Date of Award


Document Type

Open Access Dissertation

Degree Name

Doctor of Philosophy in Rhetoric, Theory and Culture (PhD)

Administrative Home Department

Department of Humanities

Advisor 1

Marika Seigel

Committee Member 1

Oren Abeles

Committee Member 2

Erin Frost

Committee Member 3

Stefka Hristova

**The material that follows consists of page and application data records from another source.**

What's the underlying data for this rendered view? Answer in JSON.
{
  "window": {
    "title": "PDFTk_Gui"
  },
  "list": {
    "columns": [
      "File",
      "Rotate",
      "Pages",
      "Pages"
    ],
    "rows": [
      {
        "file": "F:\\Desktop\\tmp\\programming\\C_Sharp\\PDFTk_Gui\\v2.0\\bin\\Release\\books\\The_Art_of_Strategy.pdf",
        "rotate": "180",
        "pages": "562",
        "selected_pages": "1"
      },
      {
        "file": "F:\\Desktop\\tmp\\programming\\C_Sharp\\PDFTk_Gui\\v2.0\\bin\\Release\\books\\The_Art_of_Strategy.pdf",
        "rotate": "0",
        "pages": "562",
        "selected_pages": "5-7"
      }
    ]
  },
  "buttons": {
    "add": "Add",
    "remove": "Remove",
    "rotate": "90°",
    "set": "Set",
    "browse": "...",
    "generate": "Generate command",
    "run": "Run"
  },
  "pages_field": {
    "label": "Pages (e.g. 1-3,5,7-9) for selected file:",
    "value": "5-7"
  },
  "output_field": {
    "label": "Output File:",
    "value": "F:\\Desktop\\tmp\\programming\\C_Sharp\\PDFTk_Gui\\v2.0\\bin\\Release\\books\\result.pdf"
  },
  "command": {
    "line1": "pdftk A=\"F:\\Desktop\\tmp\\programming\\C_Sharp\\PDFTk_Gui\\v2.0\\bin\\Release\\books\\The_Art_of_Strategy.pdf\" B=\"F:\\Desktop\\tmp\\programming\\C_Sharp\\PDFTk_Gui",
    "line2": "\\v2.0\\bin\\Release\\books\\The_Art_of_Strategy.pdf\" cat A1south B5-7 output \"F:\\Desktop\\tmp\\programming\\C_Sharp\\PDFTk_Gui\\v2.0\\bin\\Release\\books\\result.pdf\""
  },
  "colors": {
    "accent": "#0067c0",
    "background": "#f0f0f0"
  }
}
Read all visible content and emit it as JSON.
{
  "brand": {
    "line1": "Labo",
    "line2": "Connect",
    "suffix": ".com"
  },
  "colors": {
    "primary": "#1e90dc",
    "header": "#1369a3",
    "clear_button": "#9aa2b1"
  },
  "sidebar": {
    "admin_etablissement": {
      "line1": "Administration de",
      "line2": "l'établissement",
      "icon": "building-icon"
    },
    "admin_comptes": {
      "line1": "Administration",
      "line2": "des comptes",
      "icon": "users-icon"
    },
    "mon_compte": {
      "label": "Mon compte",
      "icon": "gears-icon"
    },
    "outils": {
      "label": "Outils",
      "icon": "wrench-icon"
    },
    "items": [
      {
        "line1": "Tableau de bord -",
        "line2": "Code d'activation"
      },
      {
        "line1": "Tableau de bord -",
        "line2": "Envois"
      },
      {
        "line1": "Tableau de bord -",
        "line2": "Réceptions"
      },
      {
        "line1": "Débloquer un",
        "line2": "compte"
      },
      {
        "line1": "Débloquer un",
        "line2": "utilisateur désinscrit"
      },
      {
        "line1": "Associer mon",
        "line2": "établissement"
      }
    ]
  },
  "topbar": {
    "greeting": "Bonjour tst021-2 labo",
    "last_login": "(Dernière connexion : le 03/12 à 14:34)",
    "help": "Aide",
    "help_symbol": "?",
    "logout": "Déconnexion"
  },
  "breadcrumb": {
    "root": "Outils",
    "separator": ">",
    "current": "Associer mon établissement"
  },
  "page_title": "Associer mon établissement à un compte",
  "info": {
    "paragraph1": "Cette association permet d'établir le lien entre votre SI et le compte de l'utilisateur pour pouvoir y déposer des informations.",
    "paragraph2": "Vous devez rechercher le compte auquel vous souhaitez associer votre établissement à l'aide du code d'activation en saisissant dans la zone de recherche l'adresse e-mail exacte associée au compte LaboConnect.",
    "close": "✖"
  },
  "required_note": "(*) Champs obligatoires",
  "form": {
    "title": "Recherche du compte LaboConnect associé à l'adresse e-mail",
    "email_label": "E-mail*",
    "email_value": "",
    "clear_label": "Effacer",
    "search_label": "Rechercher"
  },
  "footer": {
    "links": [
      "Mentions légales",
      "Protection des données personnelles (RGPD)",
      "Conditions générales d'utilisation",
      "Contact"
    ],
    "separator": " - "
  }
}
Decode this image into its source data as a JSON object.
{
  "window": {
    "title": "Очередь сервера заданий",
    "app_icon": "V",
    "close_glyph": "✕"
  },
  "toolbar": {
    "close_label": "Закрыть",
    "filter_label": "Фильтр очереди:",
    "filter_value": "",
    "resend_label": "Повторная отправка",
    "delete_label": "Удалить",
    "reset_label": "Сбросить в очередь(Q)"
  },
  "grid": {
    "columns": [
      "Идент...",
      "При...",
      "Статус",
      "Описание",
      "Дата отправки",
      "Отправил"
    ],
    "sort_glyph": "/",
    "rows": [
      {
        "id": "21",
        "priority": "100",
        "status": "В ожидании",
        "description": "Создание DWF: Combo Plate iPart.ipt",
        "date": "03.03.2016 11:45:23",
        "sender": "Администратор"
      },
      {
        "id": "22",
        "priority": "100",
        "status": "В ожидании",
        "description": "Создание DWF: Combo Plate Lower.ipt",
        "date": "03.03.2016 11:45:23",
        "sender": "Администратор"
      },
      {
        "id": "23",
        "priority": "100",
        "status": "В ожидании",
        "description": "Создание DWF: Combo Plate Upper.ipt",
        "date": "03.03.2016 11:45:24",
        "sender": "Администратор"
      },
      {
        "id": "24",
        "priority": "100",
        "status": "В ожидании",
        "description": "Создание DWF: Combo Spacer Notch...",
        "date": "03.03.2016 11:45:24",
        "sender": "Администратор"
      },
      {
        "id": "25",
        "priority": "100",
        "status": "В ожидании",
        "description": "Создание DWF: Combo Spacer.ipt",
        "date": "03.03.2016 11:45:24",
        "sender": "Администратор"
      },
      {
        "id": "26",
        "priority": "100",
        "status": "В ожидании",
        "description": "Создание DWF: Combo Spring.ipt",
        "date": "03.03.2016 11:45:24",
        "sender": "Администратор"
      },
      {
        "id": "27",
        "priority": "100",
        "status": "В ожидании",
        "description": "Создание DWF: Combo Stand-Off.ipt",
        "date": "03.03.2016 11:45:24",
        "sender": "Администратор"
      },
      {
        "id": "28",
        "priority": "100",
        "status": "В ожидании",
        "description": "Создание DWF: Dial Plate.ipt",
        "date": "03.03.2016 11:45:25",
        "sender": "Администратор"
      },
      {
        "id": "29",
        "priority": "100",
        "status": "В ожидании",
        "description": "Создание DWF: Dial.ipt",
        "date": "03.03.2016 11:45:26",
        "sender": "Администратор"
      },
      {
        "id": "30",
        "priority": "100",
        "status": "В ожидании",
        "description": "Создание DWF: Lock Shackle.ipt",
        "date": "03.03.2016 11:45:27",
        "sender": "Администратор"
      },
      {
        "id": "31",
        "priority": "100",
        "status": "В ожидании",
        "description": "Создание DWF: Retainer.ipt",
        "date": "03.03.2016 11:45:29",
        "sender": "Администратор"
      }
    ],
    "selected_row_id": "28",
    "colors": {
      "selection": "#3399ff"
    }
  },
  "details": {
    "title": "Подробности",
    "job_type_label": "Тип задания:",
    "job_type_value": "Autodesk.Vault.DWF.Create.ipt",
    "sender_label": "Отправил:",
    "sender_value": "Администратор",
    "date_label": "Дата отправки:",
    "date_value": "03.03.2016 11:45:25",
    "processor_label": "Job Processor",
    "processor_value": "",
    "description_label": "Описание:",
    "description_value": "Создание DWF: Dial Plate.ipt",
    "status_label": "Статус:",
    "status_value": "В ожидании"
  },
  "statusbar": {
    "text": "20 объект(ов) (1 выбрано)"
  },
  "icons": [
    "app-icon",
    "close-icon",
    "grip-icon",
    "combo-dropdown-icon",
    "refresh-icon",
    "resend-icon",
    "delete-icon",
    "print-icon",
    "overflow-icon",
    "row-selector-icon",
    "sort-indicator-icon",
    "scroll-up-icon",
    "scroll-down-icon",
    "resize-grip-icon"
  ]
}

Surrogacy as a medical practice goes back, in a practical sense, to 1988, when the court case, “In the Matter of Baby M, A Pseudonym for an Actual Person,” was tried in the Supreme Court of New Jersey. At the heart of the issue, was the question of who Baby M’s legally-recognized mother was in the relationship between the contracting parents and the woman who gestated and gave birth to Baby M. Using this case as a jumping off point, this dissertation traces a history of surrogacy as a global industry. This project explores rhetorical agency in the embodied performance of surrogates telling their own surrogacy stories. I take a cultural-rhetorical approach to understanding how the surrogacy industry persuades potential surrogates to enter into formal contracts to gestate a fetus for another person, and how surrogates’ agency might be overtly influenced by the industry. Situating surrogacy within the realm of alternative birth stories, my analysis begins with a critique of digital advertising media, particularly in how the trope I call “insidious madonna-mother” is deployed in the textual and visual representations of pregnancy on surrogacy brokers’ websites. I then extend my analysis to podcasts produced as part of the digital marketing media. I argue that the podcasts, as an important extension of surrogacy brokers’ digital marketing media, do provide surrogates an opportunity to reclaim rhetorical agency in a medical and legal system that exerts control over their embodied experience. However, the subtlety of the insidious madonna-mother trope permeates the discourse, limiting the potential for surrogates to truly reclaim and exercise agency within a rhetoric of surrogacy, impacting the wider issues of agency within reproductive healthcare discourse.

Creative Commons License

Creative Commons Attribution 4.0 License
This work is licensed under a Creative Commons Attribution 4.0 License.